Updated: September 3, 2013 7:38AM
Hillary Clinton has been basking in golden political glow and admiration lately. President Obama hosted her at a much-publicized White House lunch. She is soon to be the subject of a TV miniseries, a movie and a CNN documentary — I think it’s safe to say all are likely to be sympathetic. And her many fans are all but begging her to run for president in 2016. Then, along came John Kerry.
Kerry is threatening to upstage Clinton’s resume at the State Department by showing what a determined public figure can do with a job like secretary of state. The new chief at Foggy Bottom immediately took on one of the globe’s toughest diplomatic challenges — the Israeli-Palestinian conflict — while Clinton’s term as secretary of state was mostly noted by four years of pomp and circumstance with the final chapter of Benghazi a lingering stain.
On Clinton’s watch, the much-hyped reset with Russia imploded, the “Arab spring” exploded in chaos and bloodshed across the Middle East with America playing mostly the role of hapless bystander, Iran continued to march toward nuclear weapons, and China threw its weight around in the South China Sea, staking claims to disputed islands and asserting sovereignty over waters vital to global shipping.
Clinton did rack up more miles aboard the State Department’s jetliner than any previous secretary of state. But all that toing-and-froing produced little in the way of concrete high-level achievements of her own initiative. As George Packer of the New Yorker observed, Obama “kept policy-making inside the White House” while Clinton “and her department were never trusted with policy blueprints.”
Regarding Benghazi, the White House claims there is no scandal in the deaths of four Americans there or the administration’s handling of the crisis or explanations about what happened and why. But there is the fact that for the first time in three decades a U.S. ambassador was murdered — after warnings about the dire security situation in Libya — and it occurred on Clinton’s watch. Clinton likely hasn’t heard the last about Benghazi.
It may be that after the crushing defeat of her 2008 presidential bid, Clinton saw the State Department as a way to end her political career with dignity and acquiesced to a mostly ceremonial role. That continued when she realized that her rising poll numbers indicated she could use State as a springboard to another presidential run.
Kerry has no ambition for higher office. State is his final chance to close out his career in a big way. Kerry immediately embarked on a high-stakes gamble with the Israeli-Palestinian situation, traveling to the region six times to press his personal relationship with leaders there to drag the two sides back to the bargaining table. He even got the Arab League to sign on to his project.

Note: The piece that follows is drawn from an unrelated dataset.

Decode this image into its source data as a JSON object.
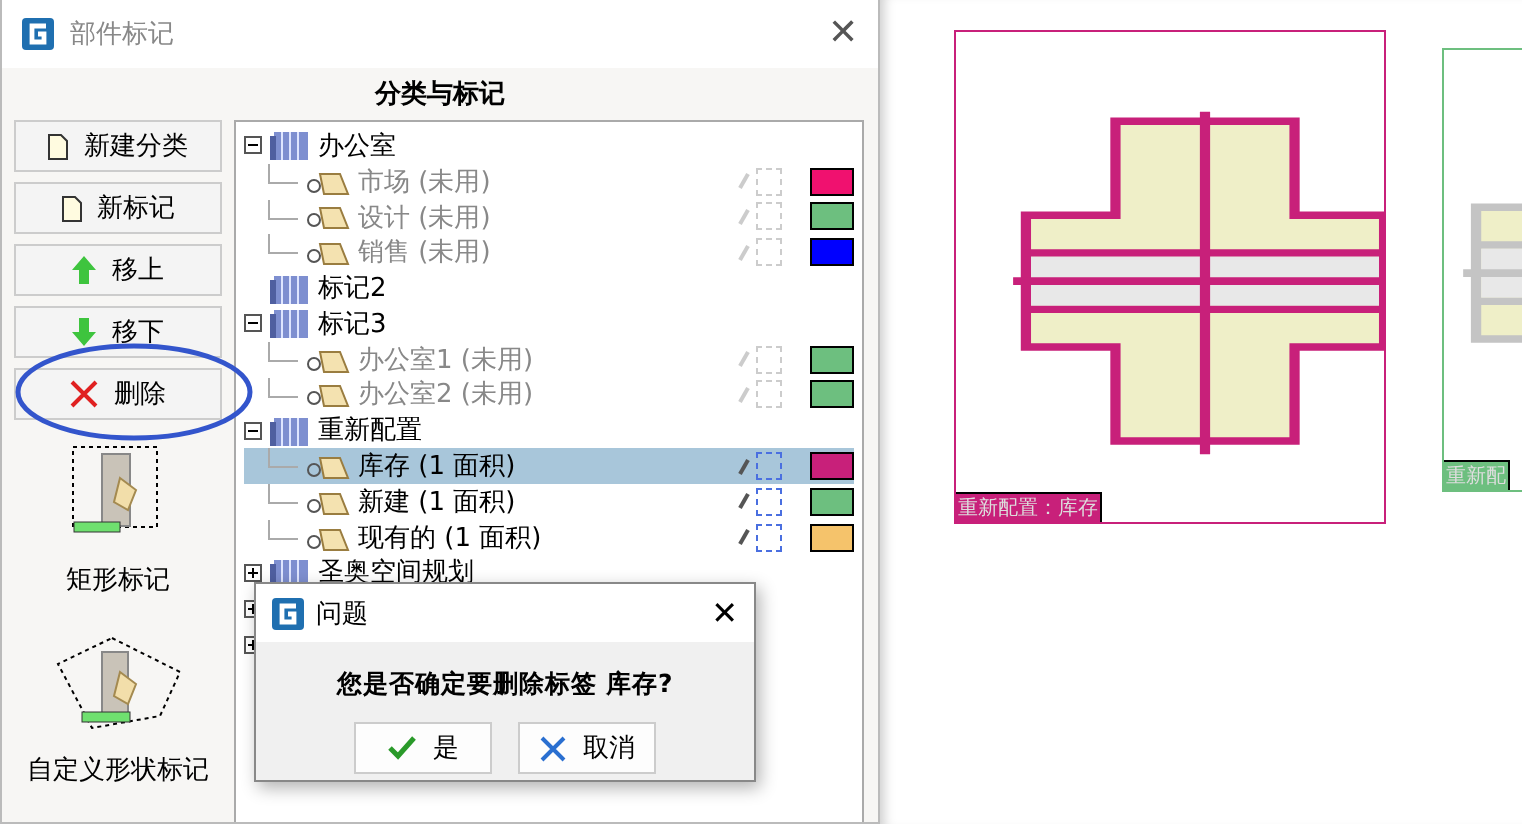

And he did it without White House encouragement. According to an Associated Press dispatch a month ago, Kerry was “largely fighting the battle alone . . . with the White House appearing reluctant to stake political capital in an endeavor that so often has proved a disappointment.” Kerry has set his sights high — a final status agreement in nine months. The list of reasons against that happening stretches from here to, well, the Middle East.
Even if his grand ambition comes up short, Kerry will have shown how a bold leader with a goal and purpose can grasp the opportunity history affords and be a player on the world stage — in sharp contrast to the play-it-safe ceremonial role-playing that was good enough for Clinton.